Search for native plants by scientific name, common name or family. If you are not sure what you are looking for, try the Combination Search or our Recommended Species lists.
Search native plant database:
Juniperus osteosperma (Torr.) Little
Synonym(s): Juniperus californica ssp. osteosperma, Juniperus californica var. osteosperma, Juniperus californica var. utahensis, Juniperus knightii, Juniperus megalocarpa, Juniperus monosperma var. knightii, Juniperus occidentalis var. utahensis, Juniperus utahensis, Juniperus utahensis var. megalocarpa, Sabina osteosperma, Sabina utahensis
USDA Symbol: JUOS
USDA Native Status: L48 (N)
Utah juniper is a tree-like, evergreen shrub or bushy, small tree, 10-20 ft. tall. The plant forms rounded clumps or crowns. Branchlets are stiff with thin, ashy, scaly bark. Foliage is scale-like on mature twigs; needle-like on juvenile shoots and seedlings. Fruit is red-brown beneath a bloom when mature.
The most common juniper in Arizona, it is conspicuous at the south rim of the Grand Canyon and on higher canyon walls. Utah Juniper grows slowly, becoming craggier and more contorted with age. American Indians used the bark for cordage, sandals, woven bags, thatching, and matting. They also ate the berries fresh or in cakes. Birds and small mammals also consume quantities of juniper berries. Junipers are also called cedars; Cedar Breaks National Monument and nearby Cedar City in southwestern Utah are named for this tree. Scattered tufts of yellowish twigs with whitish berries found on the trees are a parasitic mistletoe, which is characteristic of this tree.
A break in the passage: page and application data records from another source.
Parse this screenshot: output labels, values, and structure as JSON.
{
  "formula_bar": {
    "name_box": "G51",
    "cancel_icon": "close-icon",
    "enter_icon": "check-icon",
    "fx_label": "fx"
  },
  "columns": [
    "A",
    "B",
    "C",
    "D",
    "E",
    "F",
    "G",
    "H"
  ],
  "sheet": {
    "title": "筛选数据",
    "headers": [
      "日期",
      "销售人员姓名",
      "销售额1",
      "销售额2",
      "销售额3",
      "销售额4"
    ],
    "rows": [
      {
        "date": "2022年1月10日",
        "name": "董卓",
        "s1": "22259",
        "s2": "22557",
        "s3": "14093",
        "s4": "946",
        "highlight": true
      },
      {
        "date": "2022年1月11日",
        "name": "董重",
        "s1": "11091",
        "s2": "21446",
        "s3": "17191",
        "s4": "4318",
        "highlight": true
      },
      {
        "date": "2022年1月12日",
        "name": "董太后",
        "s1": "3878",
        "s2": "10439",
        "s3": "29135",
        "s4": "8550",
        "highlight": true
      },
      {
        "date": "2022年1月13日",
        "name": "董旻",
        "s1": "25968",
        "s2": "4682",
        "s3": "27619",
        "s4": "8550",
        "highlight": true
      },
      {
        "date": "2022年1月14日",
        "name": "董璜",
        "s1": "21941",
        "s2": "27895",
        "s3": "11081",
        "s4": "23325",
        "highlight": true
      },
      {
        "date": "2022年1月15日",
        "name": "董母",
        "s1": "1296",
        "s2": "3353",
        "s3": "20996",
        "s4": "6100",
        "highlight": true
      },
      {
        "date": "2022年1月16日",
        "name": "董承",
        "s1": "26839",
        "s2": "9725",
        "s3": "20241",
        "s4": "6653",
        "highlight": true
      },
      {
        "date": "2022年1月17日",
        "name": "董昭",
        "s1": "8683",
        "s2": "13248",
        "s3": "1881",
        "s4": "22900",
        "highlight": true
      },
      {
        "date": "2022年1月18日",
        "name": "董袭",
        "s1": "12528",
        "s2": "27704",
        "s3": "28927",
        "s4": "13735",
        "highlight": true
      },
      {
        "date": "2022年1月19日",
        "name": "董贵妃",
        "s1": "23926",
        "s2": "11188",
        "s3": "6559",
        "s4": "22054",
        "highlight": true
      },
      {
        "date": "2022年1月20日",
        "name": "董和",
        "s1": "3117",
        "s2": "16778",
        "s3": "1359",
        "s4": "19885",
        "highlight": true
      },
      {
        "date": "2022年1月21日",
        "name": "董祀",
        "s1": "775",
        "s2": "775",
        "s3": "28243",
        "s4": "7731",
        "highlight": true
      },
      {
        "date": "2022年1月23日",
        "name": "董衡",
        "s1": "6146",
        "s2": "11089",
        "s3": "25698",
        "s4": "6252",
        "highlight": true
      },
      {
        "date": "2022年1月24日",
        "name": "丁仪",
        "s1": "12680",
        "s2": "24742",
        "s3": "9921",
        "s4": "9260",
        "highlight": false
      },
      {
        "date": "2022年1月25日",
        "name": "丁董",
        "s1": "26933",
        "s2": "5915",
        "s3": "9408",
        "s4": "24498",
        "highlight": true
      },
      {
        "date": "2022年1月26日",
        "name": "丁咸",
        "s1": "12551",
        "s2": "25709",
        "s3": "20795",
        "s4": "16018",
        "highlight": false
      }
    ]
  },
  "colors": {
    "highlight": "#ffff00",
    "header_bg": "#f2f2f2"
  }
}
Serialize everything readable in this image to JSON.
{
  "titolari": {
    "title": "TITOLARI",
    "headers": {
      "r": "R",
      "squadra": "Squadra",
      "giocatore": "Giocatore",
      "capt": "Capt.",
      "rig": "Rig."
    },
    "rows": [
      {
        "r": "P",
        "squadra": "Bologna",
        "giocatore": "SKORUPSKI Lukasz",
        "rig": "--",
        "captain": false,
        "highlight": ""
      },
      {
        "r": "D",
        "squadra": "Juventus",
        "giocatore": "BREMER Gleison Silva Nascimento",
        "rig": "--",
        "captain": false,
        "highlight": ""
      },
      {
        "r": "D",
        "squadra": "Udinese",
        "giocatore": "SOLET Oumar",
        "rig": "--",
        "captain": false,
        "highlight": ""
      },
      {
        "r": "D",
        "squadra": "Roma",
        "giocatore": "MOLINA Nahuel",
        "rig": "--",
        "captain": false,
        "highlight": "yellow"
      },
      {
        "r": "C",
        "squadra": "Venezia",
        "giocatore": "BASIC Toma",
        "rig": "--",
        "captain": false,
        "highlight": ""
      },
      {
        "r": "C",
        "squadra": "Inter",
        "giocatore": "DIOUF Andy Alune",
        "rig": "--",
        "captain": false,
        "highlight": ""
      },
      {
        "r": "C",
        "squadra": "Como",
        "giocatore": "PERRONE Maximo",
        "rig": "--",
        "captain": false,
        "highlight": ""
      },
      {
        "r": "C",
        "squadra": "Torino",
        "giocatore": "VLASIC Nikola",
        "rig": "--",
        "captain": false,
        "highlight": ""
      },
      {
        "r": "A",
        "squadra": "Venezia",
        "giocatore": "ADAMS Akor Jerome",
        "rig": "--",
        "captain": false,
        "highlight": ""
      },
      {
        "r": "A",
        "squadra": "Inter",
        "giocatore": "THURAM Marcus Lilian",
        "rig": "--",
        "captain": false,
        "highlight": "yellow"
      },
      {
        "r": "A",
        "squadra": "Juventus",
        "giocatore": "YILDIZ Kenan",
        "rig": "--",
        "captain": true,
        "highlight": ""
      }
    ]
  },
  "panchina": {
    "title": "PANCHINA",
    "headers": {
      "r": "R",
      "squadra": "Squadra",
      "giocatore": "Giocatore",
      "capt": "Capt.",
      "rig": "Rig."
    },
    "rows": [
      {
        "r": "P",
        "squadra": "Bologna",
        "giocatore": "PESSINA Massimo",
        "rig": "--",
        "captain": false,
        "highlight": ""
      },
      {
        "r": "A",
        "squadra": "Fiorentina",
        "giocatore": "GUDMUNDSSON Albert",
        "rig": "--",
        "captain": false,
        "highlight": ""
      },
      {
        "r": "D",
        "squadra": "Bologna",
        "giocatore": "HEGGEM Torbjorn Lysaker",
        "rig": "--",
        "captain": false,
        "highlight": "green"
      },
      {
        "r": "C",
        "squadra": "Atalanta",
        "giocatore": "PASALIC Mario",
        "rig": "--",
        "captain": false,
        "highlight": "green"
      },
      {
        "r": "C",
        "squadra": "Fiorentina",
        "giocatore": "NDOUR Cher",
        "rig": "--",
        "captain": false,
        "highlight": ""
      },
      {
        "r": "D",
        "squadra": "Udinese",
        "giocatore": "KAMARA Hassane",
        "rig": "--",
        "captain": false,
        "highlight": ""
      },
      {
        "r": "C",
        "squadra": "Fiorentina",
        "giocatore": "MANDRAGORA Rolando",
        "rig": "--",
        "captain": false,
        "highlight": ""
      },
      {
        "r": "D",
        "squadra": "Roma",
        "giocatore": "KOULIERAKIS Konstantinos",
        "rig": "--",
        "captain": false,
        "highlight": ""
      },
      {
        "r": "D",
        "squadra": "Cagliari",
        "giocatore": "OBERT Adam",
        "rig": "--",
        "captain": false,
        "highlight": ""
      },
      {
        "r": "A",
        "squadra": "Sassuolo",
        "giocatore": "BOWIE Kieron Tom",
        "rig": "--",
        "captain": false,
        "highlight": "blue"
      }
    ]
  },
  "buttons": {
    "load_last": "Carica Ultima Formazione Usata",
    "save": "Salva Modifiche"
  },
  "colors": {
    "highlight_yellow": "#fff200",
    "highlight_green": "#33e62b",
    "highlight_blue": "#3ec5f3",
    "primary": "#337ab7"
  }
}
Plant CharacteristicsDuration: Perennial Habit: Tree Leaf:
Green Fruit: Size Class:
Bloom InformationBloom Color: Yellow
Bloom Time: Mar , Apr
, WY Native Distribution:
s. to w. NM
& CA Native Habitat:
Dry plains & hills, 3000-7500 ft.
Growing ConditionsWater Use: Low
Light Requirement: Sun
Soil Moisture: Dry
CaCO3 Tolerance: High
Soil Description: Rocky soils.
Conditions Comments: Not Available
PropagationDescription: Seed can be sown outdoors in fall or stratified and sown in spring. Seed germination is often poor, so a large quantity of seeds should be sown.
Seed Collection: Collect seeds from late summer through fall when it has turned its ripe color. Seed can be extracted by running the fruits through a macerator. Thoroughly dry and clean seeds to avoid mold and overheating. If not planting immediately, air dry before storing. Store in sealed containers at 20-40 degrees.
Seed Treatment: Stratify at 41 degrees for 30-120 days.
Commercially Avail: yes
From the National Organizations Directory
According to the species list provided by Affiliate Organizations, this plant is either on display or available from the following:
Santa Barbara Botanic Garden
- Santa Barbara, CANative Seed Network
- Corvallis, OR
Record Last Modified: 2007-01-01
Research By: TWC Staff